(Data records for software interfaces)

┌──

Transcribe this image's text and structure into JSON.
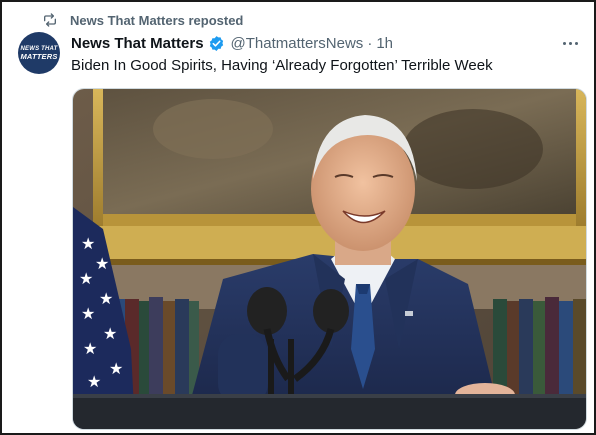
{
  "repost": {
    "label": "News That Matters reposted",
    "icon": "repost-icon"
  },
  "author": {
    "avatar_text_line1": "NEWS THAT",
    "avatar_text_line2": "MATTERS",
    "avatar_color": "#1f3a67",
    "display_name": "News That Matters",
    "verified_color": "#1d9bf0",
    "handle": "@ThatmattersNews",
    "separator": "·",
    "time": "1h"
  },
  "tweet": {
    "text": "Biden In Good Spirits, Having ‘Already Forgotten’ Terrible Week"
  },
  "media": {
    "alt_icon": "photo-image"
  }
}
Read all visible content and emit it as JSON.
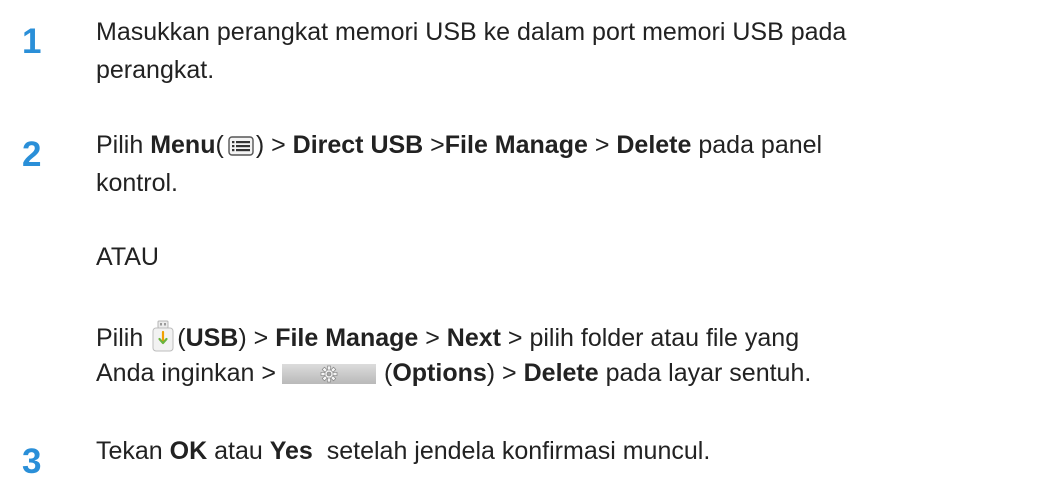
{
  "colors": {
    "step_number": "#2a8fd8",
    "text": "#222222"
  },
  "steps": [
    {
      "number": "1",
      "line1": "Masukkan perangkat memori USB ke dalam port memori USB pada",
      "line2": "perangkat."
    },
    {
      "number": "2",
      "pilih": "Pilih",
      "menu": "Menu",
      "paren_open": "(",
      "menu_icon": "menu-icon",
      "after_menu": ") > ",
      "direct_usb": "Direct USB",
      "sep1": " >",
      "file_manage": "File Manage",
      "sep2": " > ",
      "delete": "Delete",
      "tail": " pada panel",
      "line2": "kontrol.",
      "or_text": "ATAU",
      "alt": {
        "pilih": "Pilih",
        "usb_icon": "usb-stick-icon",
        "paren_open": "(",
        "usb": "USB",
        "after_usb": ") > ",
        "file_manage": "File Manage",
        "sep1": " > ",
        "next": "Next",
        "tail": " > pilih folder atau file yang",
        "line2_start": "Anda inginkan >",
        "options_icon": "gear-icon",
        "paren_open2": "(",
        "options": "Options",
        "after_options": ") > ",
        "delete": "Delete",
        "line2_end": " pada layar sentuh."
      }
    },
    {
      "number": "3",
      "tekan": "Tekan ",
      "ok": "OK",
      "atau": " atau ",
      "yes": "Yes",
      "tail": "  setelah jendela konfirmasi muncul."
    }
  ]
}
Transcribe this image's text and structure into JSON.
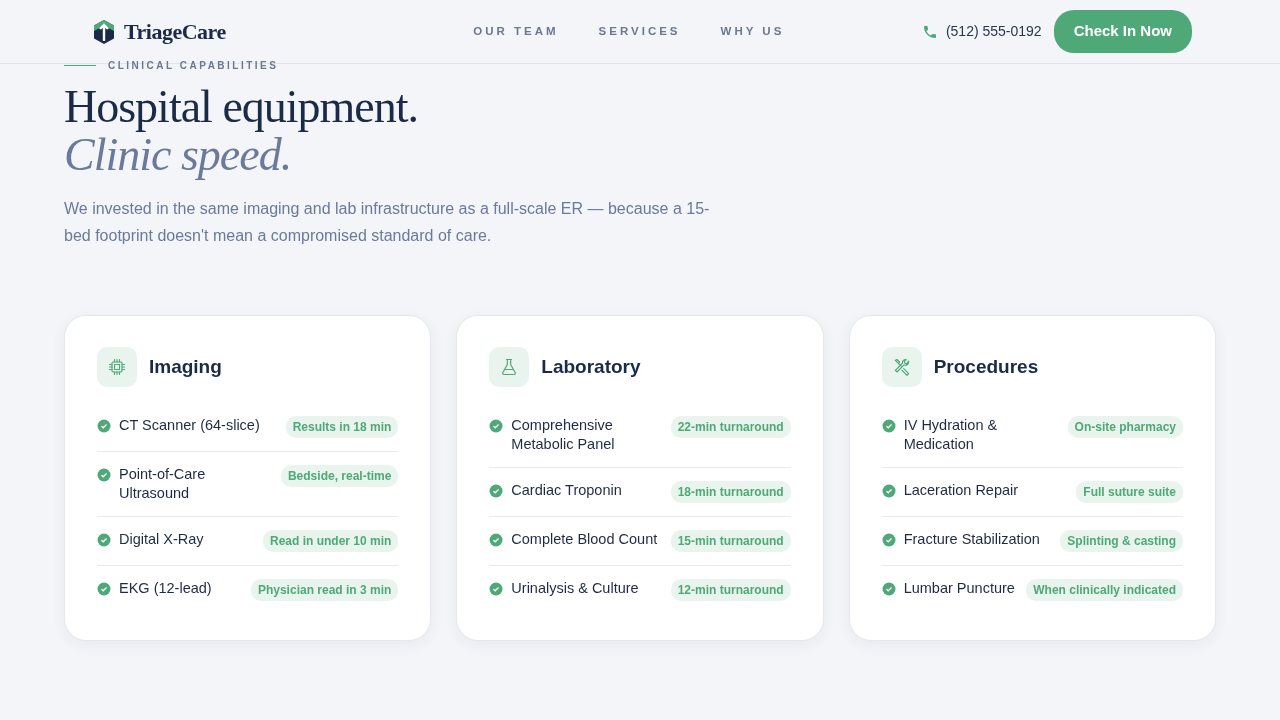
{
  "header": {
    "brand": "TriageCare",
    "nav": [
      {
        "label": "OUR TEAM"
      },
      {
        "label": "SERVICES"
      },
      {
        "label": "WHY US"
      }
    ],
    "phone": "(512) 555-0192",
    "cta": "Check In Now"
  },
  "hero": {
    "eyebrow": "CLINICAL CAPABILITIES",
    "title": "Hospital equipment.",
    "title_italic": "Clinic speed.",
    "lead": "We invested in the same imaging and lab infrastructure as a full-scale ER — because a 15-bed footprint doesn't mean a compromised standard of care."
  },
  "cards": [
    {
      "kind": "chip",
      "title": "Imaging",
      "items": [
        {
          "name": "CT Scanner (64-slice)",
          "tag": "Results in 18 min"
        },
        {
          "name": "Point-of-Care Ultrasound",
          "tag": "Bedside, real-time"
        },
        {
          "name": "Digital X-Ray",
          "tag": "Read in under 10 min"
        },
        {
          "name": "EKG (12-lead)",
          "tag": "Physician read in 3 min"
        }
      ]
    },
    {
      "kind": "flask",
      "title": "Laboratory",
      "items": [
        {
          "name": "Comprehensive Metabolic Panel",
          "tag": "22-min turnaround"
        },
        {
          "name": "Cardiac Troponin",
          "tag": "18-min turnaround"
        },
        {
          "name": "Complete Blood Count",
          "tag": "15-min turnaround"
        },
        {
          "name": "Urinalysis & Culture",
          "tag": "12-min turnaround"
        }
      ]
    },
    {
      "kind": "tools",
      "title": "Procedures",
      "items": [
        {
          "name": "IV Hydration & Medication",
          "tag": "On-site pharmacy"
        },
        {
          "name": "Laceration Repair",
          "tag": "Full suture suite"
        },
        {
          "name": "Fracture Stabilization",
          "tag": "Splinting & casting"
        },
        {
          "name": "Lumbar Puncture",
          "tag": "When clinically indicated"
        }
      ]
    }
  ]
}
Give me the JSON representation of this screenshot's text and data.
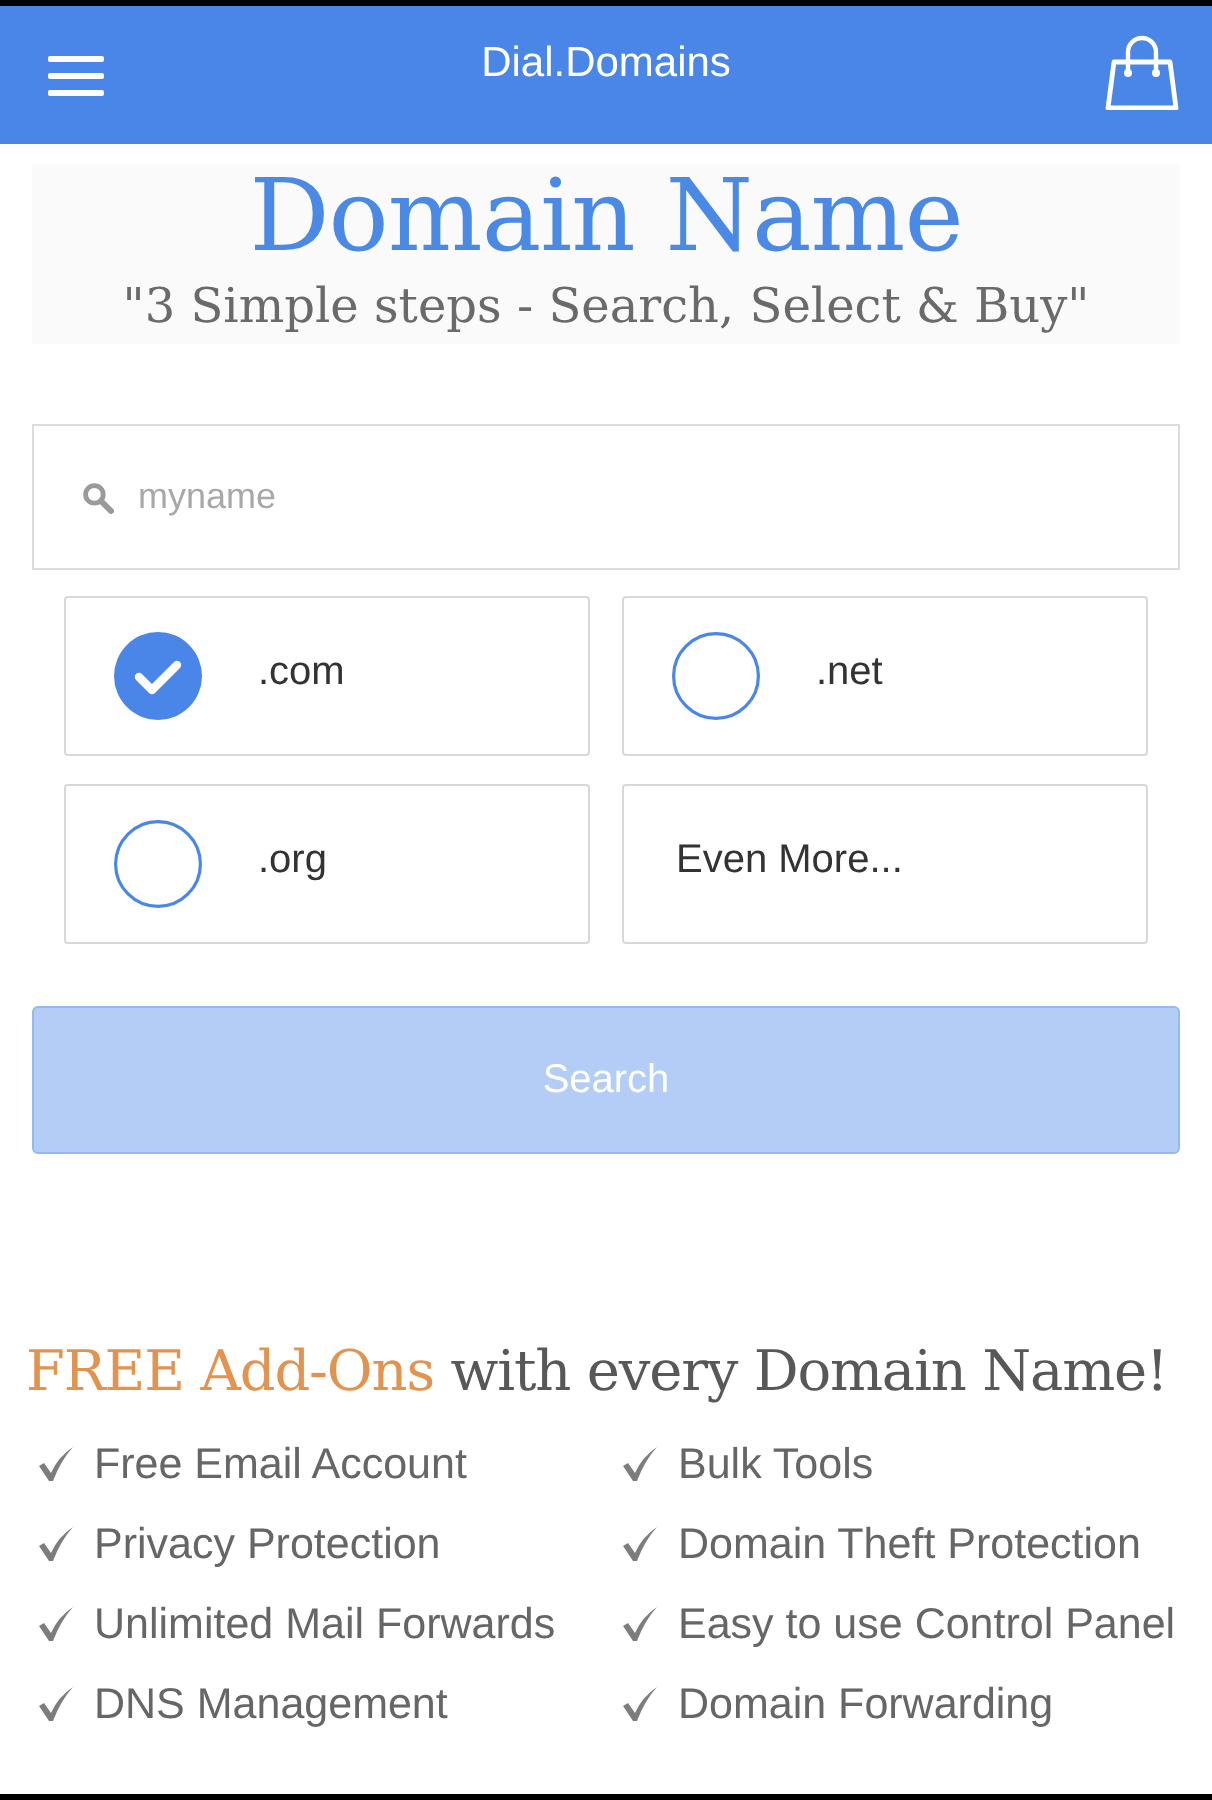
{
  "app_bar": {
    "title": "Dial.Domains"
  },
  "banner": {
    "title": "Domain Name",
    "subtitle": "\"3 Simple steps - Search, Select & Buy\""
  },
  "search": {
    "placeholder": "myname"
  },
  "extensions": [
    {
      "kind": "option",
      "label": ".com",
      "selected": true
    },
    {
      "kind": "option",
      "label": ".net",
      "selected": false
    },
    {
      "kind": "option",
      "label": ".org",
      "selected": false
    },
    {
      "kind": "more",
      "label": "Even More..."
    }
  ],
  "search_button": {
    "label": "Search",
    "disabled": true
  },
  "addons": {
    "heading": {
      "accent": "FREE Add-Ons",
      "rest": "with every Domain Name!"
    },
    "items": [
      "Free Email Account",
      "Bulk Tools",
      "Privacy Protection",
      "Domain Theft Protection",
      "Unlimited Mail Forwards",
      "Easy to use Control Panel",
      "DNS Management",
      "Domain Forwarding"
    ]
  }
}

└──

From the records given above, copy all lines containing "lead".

    "lead": "We invested in the same imaging and lab infrastructure as a full-scale ER — because a 15-bed footprint doesn't mean a compromised standard of care."
          "name": "EKG (12-lead)",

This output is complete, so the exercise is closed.